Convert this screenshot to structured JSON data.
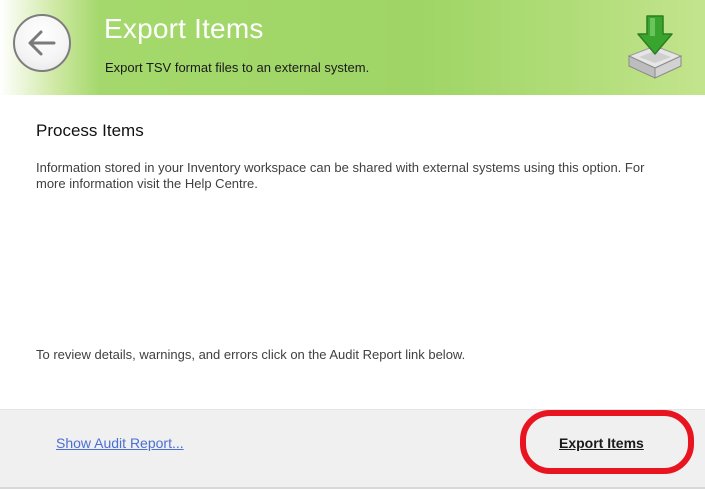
{
  "header": {
    "title": "Export Items",
    "subtitle": "Export TSV format files to an external system.",
    "back_icon": "back-arrow-icon",
    "export_icon": "export-tray-icon",
    "accent": "#9fd566"
  },
  "content": {
    "section_title": "Process Items",
    "description": "Information stored in your Inventory workspace can be shared with external systems using this option. For more information visit the Help Centre.",
    "review_note": "To review details, warnings, and errors click on the Audit Report link below."
  },
  "footer": {
    "audit_link": "Show Audit Report...",
    "export_button": "Export Items",
    "link_color": "#4b6fd3",
    "highlight_color": "#e8141f"
  }
}
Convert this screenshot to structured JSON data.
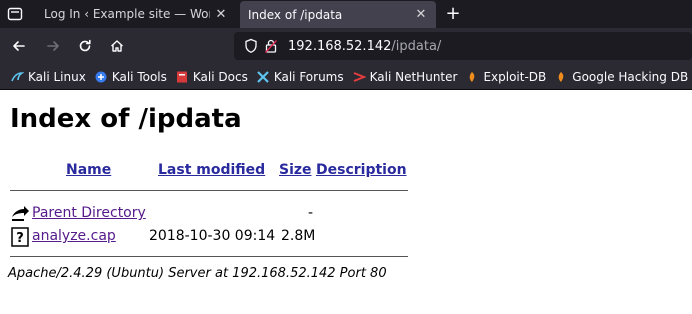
{
  "browser": {
    "tabs": [
      {
        "title": "Log In ‹ Example site — Word",
        "active": false
      },
      {
        "title": "Index of /ipdata",
        "active": true
      }
    ],
    "url": {
      "host": "192.168.52.142",
      "path": "/ipdata/"
    },
    "bookmarks": [
      {
        "label": "Kali Linux",
        "icon": "kali-dragon-icon"
      },
      {
        "label": "Kali Tools",
        "icon": "kali-tools-icon"
      },
      {
        "label": "Kali Docs",
        "icon": "kali-docs-icon"
      },
      {
        "label": "Kali Forums",
        "icon": "kali-forums-icon"
      },
      {
        "label": "Kali NetHunter",
        "icon": "kali-nethunter-icon"
      },
      {
        "label": "Exploit-DB",
        "icon": "exploit-db-icon"
      },
      {
        "label": "Google Hacking DB",
        "icon": "google-hacking-db-icon"
      }
    ]
  },
  "page": {
    "title": "Index of /ipdata",
    "columns": {
      "name": "Name",
      "modified": "Last modified",
      "size": "Size",
      "description": "Description"
    },
    "rows": [
      {
        "name": "Parent Directory",
        "modified": "",
        "size": "-",
        "icon": "back-icon"
      },
      {
        "name": "analyze.cap",
        "modified": "2018-10-30 09:14",
        "size": "2.8M",
        "icon": "unknown-file-icon"
      }
    ],
    "address": "Apache/2.4.29 (Ubuntu) Server at 192.168.52.142 Port 80"
  }
}
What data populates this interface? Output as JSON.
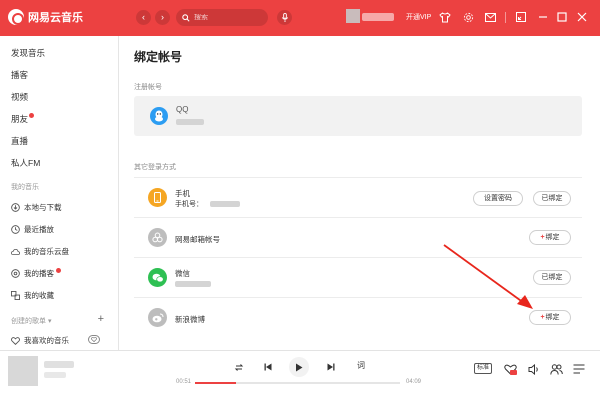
{
  "app": {
    "name": "网易云音乐",
    "back": "‹",
    "forward": "›",
    "search_placeholder": "搜索",
    "vip_label": "开通VIP",
    "accent_color": "#ec4141"
  },
  "sidebar": {
    "items": [
      {
        "label": "发现音乐"
      },
      {
        "label": "播客"
      },
      {
        "label": "视频"
      },
      {
        "label": "朋友"
      },
      {
        "label": "直播"
      },
      {
        "label": "私人FM"
      }
    ],
    "my_music_heading": "我的音乐",
    "my_music": [
      {
        "label": "本地与下载",
        "icon": "download-icon"
      },
      {
        "label": "最近播放",
        "icon": "clock-icon"
      },
      {
        "label": "我的音乐云盘",
        "icon": "cloud-icon"
      },
      {
        "label": "我的播客",
        "icon": "podcast-icon"
      },
      {
        "label": "我的收藏",
        "icon": "collect-icon"
      }
    ],
    "created_heading": "创建的歌单",
    "created_arrow": "▾",
    "add": "+",
    "liked": "我喜欢的音乐"
  },
  "main": {
    "title": "绑定帐号",
    "registered_label": "注册帐号",
    "registered_name": "QQ",
    "other_label": "其它登录方式",
    "rows": [
      {
        "label": "手机",
        "sub": "手机号：",
        "button1": "设置密码",
        "button2": "已绑定",
        "icon": "phone-icon"
      },
      {
        "label": "网易邮箱帐号",
        "button": "绑定",
        "icon": "netease-mail-icon"
      },
      {
        "label": "微信",
        "button": "已绑定",
        "icon": "wechat-icon"
      },
      {
        "label": "新浪微博",
        "button": "绑定",
        "icon": "weibo-icon"
      }
    ]
  },
  "player": {
    "current_time": "00:51",
    "total_time": "04:09",
    "progress": 0.2,
    "lyric": "词",
    "quality": "标准"
  }
}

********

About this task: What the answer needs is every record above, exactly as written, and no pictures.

Response to this exercise:
Convert this screenshot to structured JSON data.
{
  "header": {
    "title": "Export Items",
    "subtitle": "Export TSV format files to an external system.",
    "back_icon": "back-arrow-icon",
    "export_icon": "export-tray-icon",
    "accent": "#9fd566"
  },
  "content": {
    "section_title": "Process Items",
    "description": "Information stored in your Inventory workspace can be shared with external systems using this option. For more information visit the Help Centre.",
    "review_note": "To review details, warnings, and errors click on the Audit Report link below."
  },
  "footer": {
    "audit_link": "Show Audit Report...",
    "export_button": "Export Items",
    "link_color": "#4b6fd3",
    "highlight_color": "#e8141f"
  }
}
Convert this screenshot to structured JSON data.
{
  "browser": {
    "tabs": [
      {
        "title": "Log In ‹ Example site — Word",
        "active": false
      },
      {
        "title": "Index of /ipdata",
        "active": true
      }
    ],
    "url": {
      "host": "192.168.52.142",
      "path": "/ipdata/"
    },
    "bookmarks": [
      {
        "label": "Kali Linux",
        "icon": "kali-dragon-icon"
      },
      {
        "label": "Kali Tools",
        "icon": "kali-tools-icon"
      },
      {
        "label": "Kali Docs",
        "icon": "kali-docs-icon"
      },
      {
        "label": "Kali Forums",
        "icon": "kali-forums-icon"
      },
      {
        "label": "Kali NetHunter",
        "icon": "kali-nethunter-icon"
      },
      {
        "label": "Exploit-DB",
        "icon": "exploit-db-icon"
      },
      {
        "label": "Google Hacking DB",
        "icon": "google-hacking-db-icon"
      }
    ]
  },
  "page": {
    "title": "Index of /ipdata",
    "columns": {
      "name": "Name",
      "modified": "Last modified",
      "size": "Size",
      "description": "Description"
    },
    "rows": [
      {
        "name": "Parent Directory",
        "modified": "",
        "size": "-",
        "icon": "back-icon"
      },
      {
        "name": "analyze.cap",
        "modified": "2018-10-30 09:14",
        "size": "2.8M",
        "icon": "unknown-file-icon"
      }
    ],
    "address": "Apache/2.4.29 (Ubuntu) Server at 192.168.52.142 Port 80"
  }
}
What data populates this interface? Output as JSON.
{
  "app": {
    "name": "网易云音乐",
    "back": "‹",
    "forward": "›",
    "search_placeholder": "搜索",
    "vip_label": "开通VIP",
    "accent_color": "#ec4141"
  },
  "sidebar": {
    "items": [
      {
        "label": "发现音乐"
      },
      {
        "label": "播客"
      },
      {
        "label": "视频"
      },
      {
        "label": "朋友"
      },
      {
        "label": "直播"
      },
      {
        "label": "私人FM"
      }
    ],
    "my_music_heading": "我的音乐",
    "my_music": [
      {
        "label": "本地与下载",
        "icon": "download-icon"
      },
      {
        "label": "最近播放",
        "icon": "clock-icon"
      },
      {
        "label": "我的音乐云盘",
        "icon": "cloud-icon"
      },
      {
        "label": "我的播客",
        "icon": "podcast-icon"
      },
      {
        "label": "我的收藏",
        "icon": "collect-icon"
      }
    ],
    "created_heading": "创建的歌单",
    "created_arrow": "▾",
    "add": "+",
    "liked": "我喜欢的音乐"
  },
  "main": {
    "title": "绑定帐号",
    "registered_label": "注册帐号",
    "registered_name": "QQ",
    "other_label": "其它登录方式",
    "rows": [
      {
        "label": "手机",
        "sub": "手机号：",
        "button1": "设置密码",
        "button2": "已绑定",
        "icon": "phone-icon"
      },
      {
        "label": "网易邮箱帐号",
        "button": "绑定",
        "icon": "netease-mail-icon"
      },
      {
        "label": "微信",
        "button": "已绑定",
        "icon": "wechat-icon"
      },
      {
        "label": "新浪微博",
        "button": "绑定",
        "icon": "weibo-icon"
      }
    ]
  },
  "player": {
    "current_time": "00:51",
    "total_time": "04:09",
    "progress": 0.2,
    "lyric": "词",
    "quality": "标准"
  }
}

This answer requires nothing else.